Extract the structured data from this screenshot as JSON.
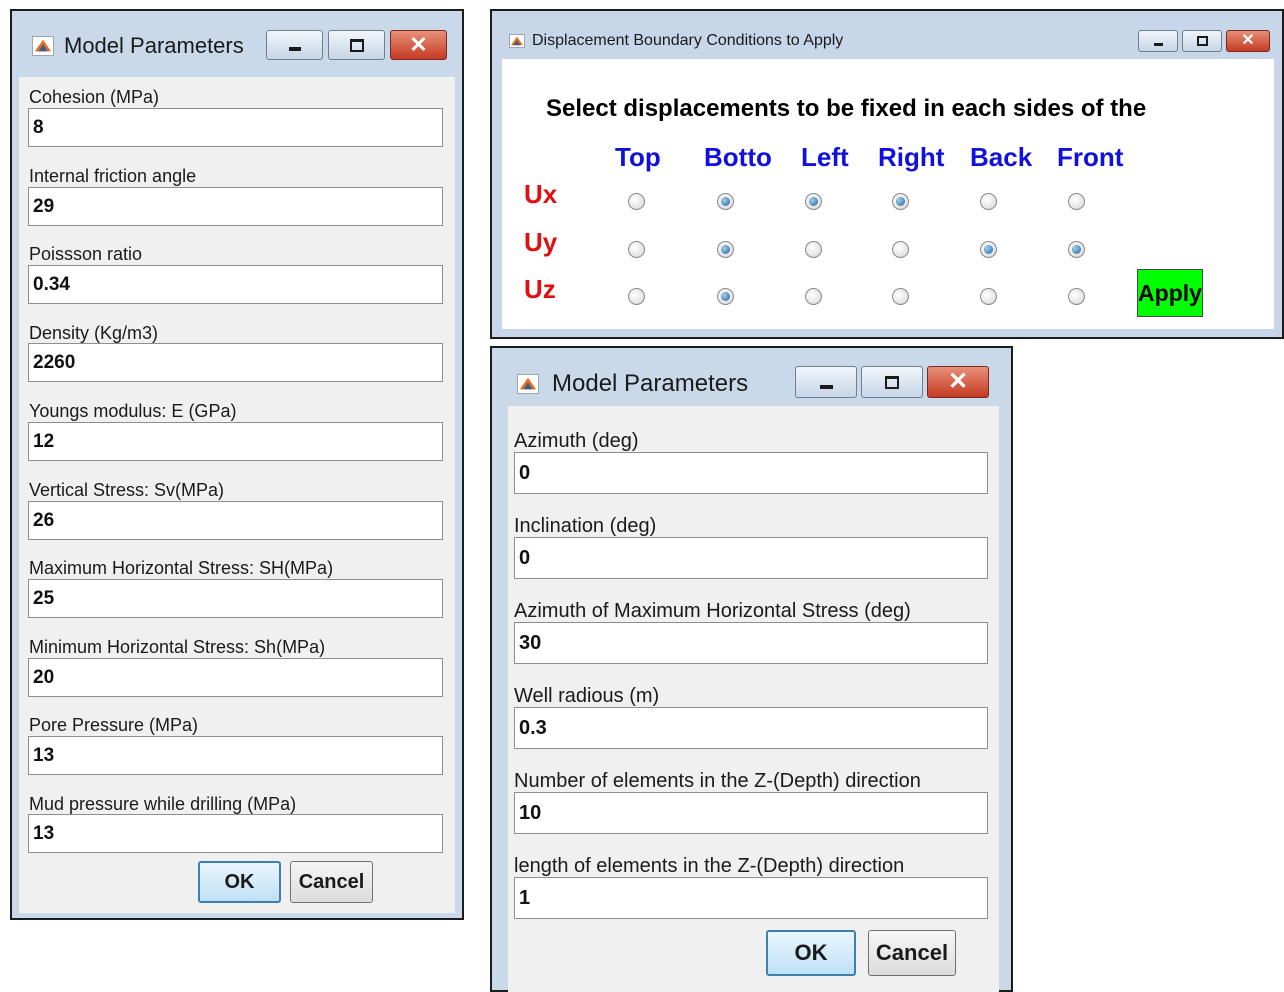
{
  "window1": {
    "title": "Model Parameters",
    "fields": [
      {
        "label": "Cohesion (MPa)",
        "value": "8"
      },
      {
        "label": "Internal friction angle",
        "value": "29"
      },
      {
        "label": "Poissson ratio",
        "value": "0.34"
      },
      {
        "label": "Density (Kg/m3)",
        "value": "2260"
      },
      {
        "label": "Youngs modulus: E (GPa)",
        "value": "12"
      },
      {
        "label": "Vertical Stress: Sv(MPa)",
        "value": "26"
      },
      {
        "label": "Maximum Horizontal Stress: SH(MPa)",
        "value": "25"
      },
      {
        "label": "Minimum Horizontal Stress: Sh(MPa)",
        "value": "20"
      },
      {
        "label": "Pore Pressure (MPa)",
        "value": "13"
      },
      {
        "label": "Mud pressure while drilling (MPa)",
        "value": "13"
      }
    ],
    "ok_label": "OK",
    "cancel_label": "Cancel"
  },
  "window2": {
    "title": "Displacement Boundary Conditions to Apply",
    "heading": "Select displacements to be fixed in each sides of the",
    "columns": [
      "Top",
      "Botto",
      "Left",
      "Right",
      "Back",
      "Front"
    ],
    "rows": [
      {
        "label": "Ux",
        "selected": [
          false,
          true,
          true,
          true,
          false,
          false
        ]
      },
      {
        "label": "Uy",
        "selected": [
          false,
          true,
          false,
          false,
          true,
          true
        ]
      },
      {
        "label": "Uz",
        "selected": [
          false,
          true,
          false,
          false,
          false,
          false
        ]
      }
    ],
    "apply_label": "Apply",
    "apply_color": "#00ff00"
  },
  "window3": {
    "title": "Model Parameters",
    "fields": [
      {
        "label": "Azimuth (deg)",
        "value": "0"
      },
      {
        "label": "Inclination (deg)",
        "value": "0"
      },
      {
        "label": "Azimuth of Maximum Horizontal Stress (deg)",
        "value": "30"
      },
      {
        "label": "Well radious (m)",
        "value": "0.3"
      },
      {
        "label": "Number of elements in the Z-(Depth) direction",
        "value": "10"
      },
      {
        "label": "length of elements in the Z-(Depth) direction",
        "value": "1"
      }
    ],
    "ok_label": "OK",
    "cancel_label": "Cancel"
  },
  "icons": {
    "app": "matlab-icon",
    "minimize": "minimize-icon",
    "maximize": "maximize-icon",
    "close": "close-icon"
  }
}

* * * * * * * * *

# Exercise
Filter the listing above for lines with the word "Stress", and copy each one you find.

# Task answer
        "label": "Vertical Stress: Sv(MPa)",
        "label": "Maximum Horizontal Stress: SH(MPa)",
        "label": "Minimum Horizontal Stress: Sh(MPa)",
        "label": "Azimuth of Maximum Horizontal Stress (deg)",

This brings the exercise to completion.